According to Eulberg, he and wife Jennifer Robledo “wanted to do something unique for Christmas dinner with friends of ours. Jenny is a big fan of Cthulhu so we went and bought some crab legs and some octopus and bacon and cooked them all separate and slapped them together on a plate, and that was it. The next year I made a Cthicken [see bottom photo]; the same thing using squid instead of octopus and a chicken.”
Eulberg says, “The universal reaction was, ‘Oh my God, I couldn’t eat that.’ But each individual piece was cooked separately; all I did was set them together on the plate. It was delicious. The crab leg was awesome and the bacon added a nice flavor to the turkey.”
Visit Gothamist to learn more about Rusty Eulberg’s malevolent holiday meals.
The days have grown cold and short, Lovecraftian Solstice Carols can be heard on the wind, and in the Portland, OR home of Maika, co-editor of the Geyser of Awesome, the spot on the living room floor where betentacled trees have stood in years past has suddenly begun to darken and roil.

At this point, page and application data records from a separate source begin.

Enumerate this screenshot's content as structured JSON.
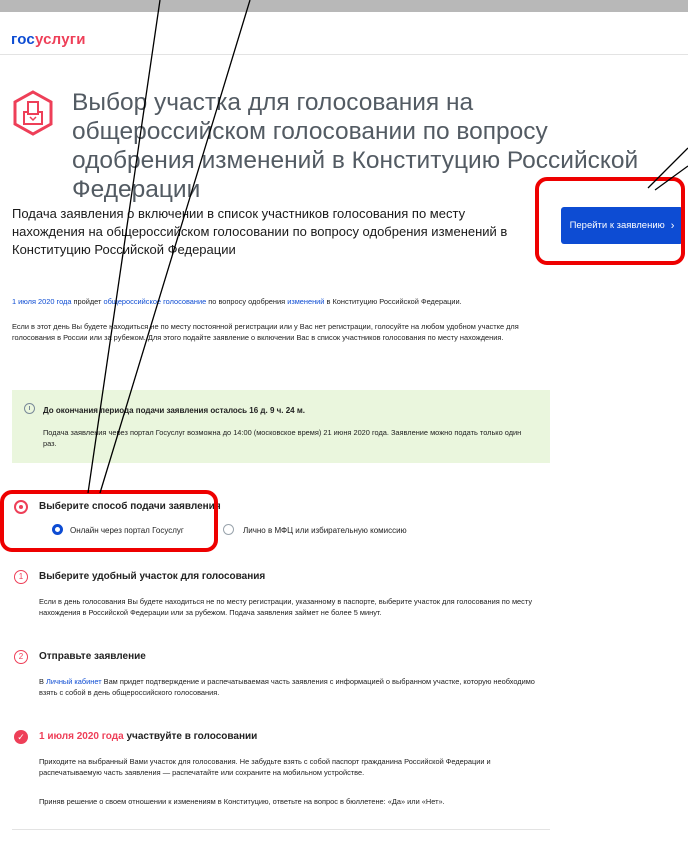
{
  "header": {
    "logo_part1": "гос",
    "logo_part2": "услуги"
  },
  "page": {
    "title": "Выбор участка для голосования на общероссийском голосовании по вопросу одобрения изменений в Конституцию Российской Федерации",
    "subtitle": "Подача заявления о включении в список участников голосования по месту нахождения на общероссийском голосовании по вопросу одобрения изменений в Конституцию Российской Федерации",
    "go_button": "Перейти к заявлению"
  },
  "intro": {
    "date": "1 июля 2020 года",
    "text1": " пройдет ",
    "link1": "общероссийское голосование",
    "text2": " по вопросу одобрения ",
    "link2": "изменений",
    "text3": " в Конституцию Российской Федерации.",
    "para2": "Если в этот день Вы будете находиться не по месту постоянной регистрации или у Вас нет регистрации, голосуйте на любом удобном участке для голосования в России или за рубежом. Для этого подайте заявление о включении Вас в список участников голосования по месту нахождения."
  },
  "notice": {
    "title": "До окончания периода подачи заявления осталось 16 д. 9 ч. 24 м.",
    "text": "Подача заявления через портал Госуслуг возможна до 14:00 (московское время) 21 июня 2020 года. Заявление можно подать только один раз."
  },
  "steps": {
    "s1": {
      "title": "Выберите способ подачи заявления",
      "option_online": "Онлайн через портал Госуслуг",
      "option_offline": "Лично в МФЦ или избирательную комиссию"
    },
    "s2": {
      "num": "1",
      "title": "Выберите удобный участок для голосования",
      "text": "Если в день голосования Вы будете находиться не по месту регистрации, указанному в паспорте, выберите участок для голосования по месту нахождения в Российской Федерации или за рубежом. Подача заявления займет не более 5 минут."
    },
    "s3": {
      "num": "2",
      "title": "Отправьте заявление",
      "text_pre": "В ",
      "link": "Личный кабинет",
      "text_post": " Вам придет подтверждение и распечатываемая часть заявления с информацией о выбранном участке, которую необходимо взять с собой в день общероссийского голосования."
    },
    "s4": {
      "check": "✓",
      "title_date": "1 июля 2020 года",
      "title_rest": " участвуйте в голосовании",
      "text1": "Приходите на выбранный Вами участок для голосования. Не забудьте взять с собой паспорт гражданина Российской Федерации и распечатываемую часть заявления — распечатайте или сохраните на мобильном устройстве.",
      "text2": "Приняв решение о своем отношении к изменениям в Конституцию, ответьте на вопрос в бюллетене: «Да» или «Нет»."
    }
  },
  "colors": {
    "brand_blue": "#0d4cd3",
    "brand_red": "#ee3f58",
    "notice_bg": "#eaf6dd",
    "annotation_red": "#ee0000"
  }
}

Cthulhumas approaches and it’s time to pay tribute.
Dread Cthulhu still waits dreaming, but this year the Cthulhumas tree awoke. Its eyes are a pair of Giant Christmas Tree Googly Eyes that were altered with spray paint, paint pens, and markers. The wings were made using wire hangers, floral wire and tape, green cellophane, and the helpful guidance of a wing-making Instructable created by mercifulmaenad. Small sacrifices of blood, skin, and cherished cloth were made in the process and eldritch incantations were murmured.
Now the tree watches, unblinking. Sometime, just of the corner of an eye, the blue lights flicker and its tentacles appear to writhe. In the middle of the night the soft rustling of cellophane wings has been heard. The tree never sleeps.

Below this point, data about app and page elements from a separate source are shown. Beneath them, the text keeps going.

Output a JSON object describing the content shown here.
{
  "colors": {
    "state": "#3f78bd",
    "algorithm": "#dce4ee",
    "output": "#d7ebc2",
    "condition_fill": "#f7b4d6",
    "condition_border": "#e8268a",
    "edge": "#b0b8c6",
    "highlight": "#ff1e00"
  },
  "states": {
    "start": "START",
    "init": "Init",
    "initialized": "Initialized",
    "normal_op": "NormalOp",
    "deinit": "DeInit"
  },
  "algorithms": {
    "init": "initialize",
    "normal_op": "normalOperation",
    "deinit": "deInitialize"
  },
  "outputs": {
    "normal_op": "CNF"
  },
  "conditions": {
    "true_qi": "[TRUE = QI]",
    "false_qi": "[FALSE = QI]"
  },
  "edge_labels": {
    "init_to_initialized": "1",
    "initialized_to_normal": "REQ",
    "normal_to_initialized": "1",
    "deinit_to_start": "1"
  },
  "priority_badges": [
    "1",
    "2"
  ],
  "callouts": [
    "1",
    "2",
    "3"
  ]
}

Merry Cthulhumas friends. May the deep dark sleep of the Great Old Ones continue undisturbed.
Ph’nglui mglw’nafh Cthulhu R’lyeh wgah’nagl fhtagn.
"In a few hours it’s gonna burst through your ribcage, and you’re gonna die. Any questions?"

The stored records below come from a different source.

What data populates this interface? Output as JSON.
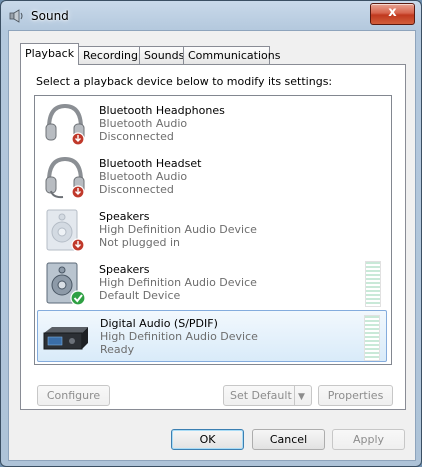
{
  "window": {
    "title": "Sound",
    "close_symbol": "x"
  },
  "tabs": [
    {
      "label": "Playback",
      "active": true
    },
    {
      "label": "Recording",
      "active": false
    },
    {
      "label": "Sounds",
      "active": false
    },
    {
      "label": "Communications",
      "active": false
    }
  ],
  "instruction": "Select a playback device below to modify its settings:",
  "devices": [
    {
      "name": "Bluetooth Headphones",
      "description": "Bluetooth Audio",
      "status": "Disconnected",
      "icon": "headphones-icon",
      "badge": "disconnected-badge"
    },
    {
      "name": "Bluetooth Headset",
      "description": "Bluetooth Audio",
      "status": "Disconnected",
      "icon": "headset-icon",
      "badge": "disconnected-badge"
    },
    {
      "name": "Speakers",
      "description": "High Definition Audio Device",
      "status": "Not plugged in",
      "icon": "speaker-icon",
      "badge": "unplugged-badge"
    },
    {
      "name": "Speakers",
      "description": "High Definition Audio Device",
      "status": "Default Device",
      "icon": "speaker-icon",
      "badge": "default-check-badge"
    },
    {
      "name": "Digital Audio (S/PDIF)",
      "description": "High Definition Audio Device",
      "status": "Ready",
      "icon": "digital-receiver-icon",
      "badge": "none"
    }
  ],
  "buttons": {
    "configure": "Configure",
    "set_default": "Set Default",
    "properties": "Properties",
    "ok": "OK",
    "cancel": "Cancel",
    "apply": "Apply"
  },
  "colors": {
    "selection_border": "#84acdd",
    "level_meter": "#c9e9d8",
    "close_red": "#c0391f"
  }
}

That is, unless you can eat it first. These terrifyingly awesome Alien Macarons are the work of Lou Lou P’s Delights, Leeds, England-based creators of bespoke cakes and other forms of edible artistry. They come in equally horrifying yet tantalizing Facehuuger, Chestburster, and fully grown Xenomorph varieties. We’ll take one of each please.
"Oh, no tears please, for it’s a waste of good suffering."
Artist Nicole Cantú created this terrifyingly awesome stained glass likeness of Pinhead from the Hellraiser series. Entitled Lord of Leviathan, the 24” x 36” Cenobite is Nicole’s contribution to the Something Spooky horror-themed group art show the Guzu Gallery in Austin, Texas.
We love that Pinhead’s unforgettable cranium was crafted in 3D. The piece is mounted inside a light box so that viewers can get the full demonic/angelic effect. He’s currently available for purchase here.
[via Obvious Winner]
When Jeffrey Combs (Star Trek, The Frighteners) and Stuart Gordon (From Beyond, King of the Ants) get together, scary things happen. After all, they made one of our all time favorite horror films, Re-Animator. Now they want to bring their vision to Edgar Allan Poe.
They’ve started a Kickstarter campaign to fund a movie about Poe based on their stage production, Nevermore. This is no joke, the LA Times called Combs’ performance in the play “definitive, so full-blown he does not seem to be so much playing Poe as channeling him.”
We want to see this movie!
Guillermo del Toro, one of our favourite film directors and a tremendous horror movie nerd, just directed the opening sequence for The Simpsons 24th episodes of their Treehouse of Horror Halloween anthology series.
This awesome three-minute-long extended intro and couch gag is so densely packed with references to horror and science fiction movies (including a bunch of del Toro’s own work) that we had to keep pausing it to try and identify them all.